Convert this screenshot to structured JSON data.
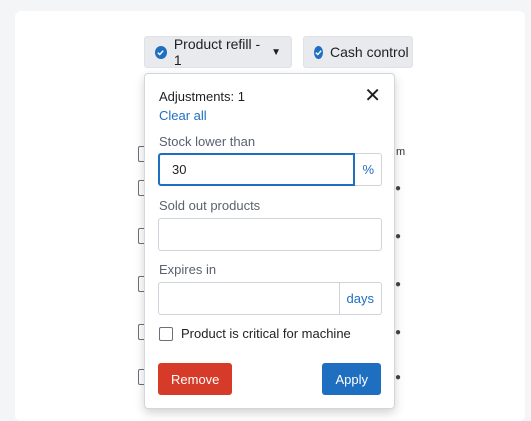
{
  "filters": {
    "chip1_label": "Product refill - 1",
    "chip2_label": "Cash control"
  },
  "background": {
    "column_header_fragment": "m"
  },
  "panel": {
    "title": "Adjustments: 1",
    "clear_all": "Clear all",
    "stock_lower_label": "Stock lower than",
    "stock_lower_value": "30",
    "stock_lower_suffix": "%",
    "sold_out_label": "Sold out products",
    "sold_out_value": "",
    "expires_label": "Expires in",
    "expires_value": "",
    "expires_suffix": "days",
    "critical_label": "Product is critical for machine",
    "critical_checked": false,
    "remove_label": "Remove",
    "apply_label": "Apply"
  },
  "colors": {
    "accent": "#1f6fc1",
    "danger": "#d63a28",
    "chip_bg": "#e8eaee"
  },
  "icons": {
    "chip": "check-circle-icon",
    "dropdown": "caret-down-icon",
    "close": "close-icon",
    "row": "person-icon"
  }
}
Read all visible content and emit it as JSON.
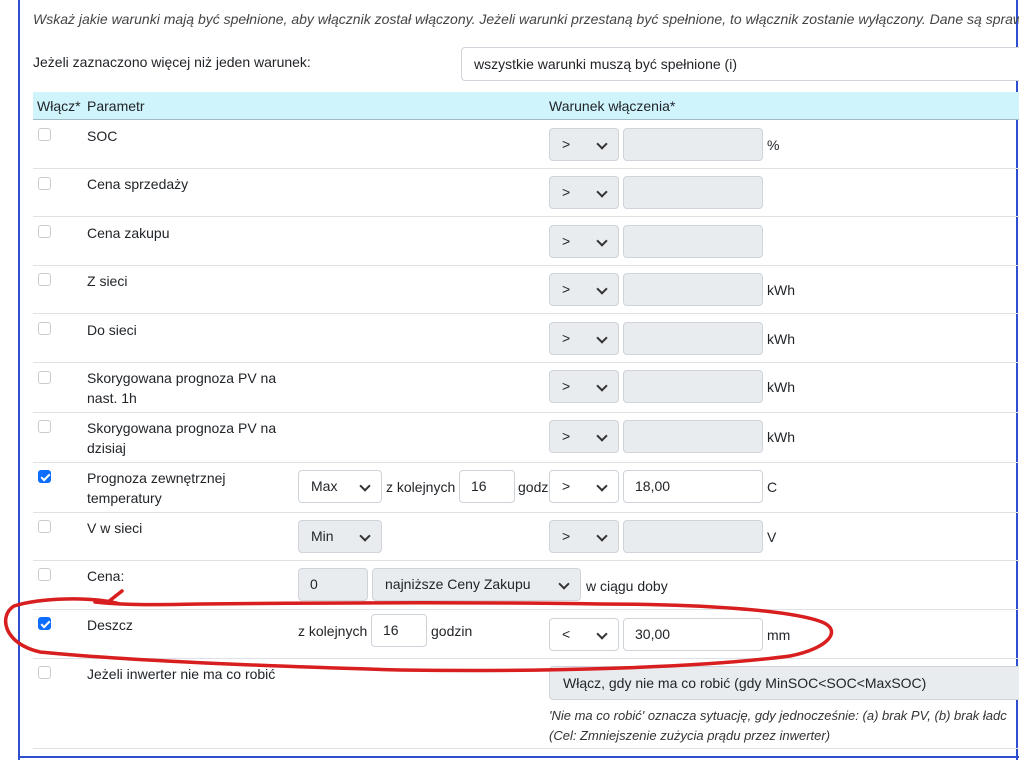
{
  "instructions": "Wskaż jakie warunki mają być spełnione, aby włącznik został włączony. Jeżeli warunki przestaną być spełnione, to włącznik zostanie wyłączony. Dane są sprawdzan",
  "mode": {
    "label": "Jeżeli zaznaczono więcej niż jeden warunek:",
    "value": "wszystkie warunki muszą być spełnione (i)"
  },
  "table": {
    "col_enable": "Włącz*",
    "col_param": "Parametr",
    "col_condition": "Warunek włączenia*"
  },
  "rows": {
    "soc": {
      "name": "SOC",
      "op": ">",
      "value": "",
      "unit": "%"
    },
    "cena_sprzedazy": {
      "name": "Cena sprzedaży",
      "op": ">",
      "value": ""
    },
    "cena_zakupu": {
      "name": "Cena zakupu",
      "op": ">",
      "value": ""
    },
    "z_sieci": {
      "name": "Z sieci",
      "op": ">",
      "value": "",
      "unit": "kWh"
    },
    "do_sieci": {
      "name": "Do sieci",
      "op": ">",
      "value": "",
      "unit": "kWh"
    },
    "pv_1h": {
      "name": "Skorygowana prognoza PV na nast. 1h",
      "op": ">",
      "value": "",
      "unit": "kWh"
    },
    "pv_dzis": {
      "name": "Skorygowana prognoza PV na dzisiaj",
      "op": ">",
      "value": "",
      "unit": "kWh"
    },
    "temp": {
      "name": "Prognoza zewnętrznej temperatury",
      "agg": "Max",
      "consec_label": "z kolejnych",
      "hours": "16",
      "hours_label": "godz",
      "op": ">",
      "value": "18,00",
      "unit": "C"
    },
    "v_sieci": {
      "name": "V w sieci",
      "agg": "Min",
      "op": ">",
      "value": "",
      "unit": "V"
    },
    "cena": {
      "name": "Cena:",
      "count": "0",
      "kind": "najniższe Ceny Zakupu",
      "suffix": "w ciągu doby"
    },
    "deszcz": {
      "name": "Deszcz",
      "consec_label": "z kolejnych",
      "hours": "16",
      "hours_label": "godzin",
      "op": "<",
      "value": "30,00",
      "unit": "mm"
    },
    "idle": {
      "name": "Jeżeli inwerter nie ma co robić",
      "value": "Włącz, gdy nie ma co robić (gdy MinSOC<SOC<MaxSOC)",
      "note1": "'Nie ma co robić' oznacza sytuację, gdy jednocześnie: (a) brak PV, (b) brak ładc",
      "note2": "(Cel: Zmniejszenie zużycia prądu przez inwerter)"
    }
  },
  "checked": {
    "temp": true,
    "deszcz": true
  },
  "colors": {
    "header_bg": "#cff4fc",
    "checkbox_on": "#0d6efd",
    "frame": "#2e4fd0",
    "annotation": "#d81e1e"
  }
}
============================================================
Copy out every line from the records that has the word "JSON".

Convert this screenshot to structured JSON data.
Read all visible content and emit it as JSON.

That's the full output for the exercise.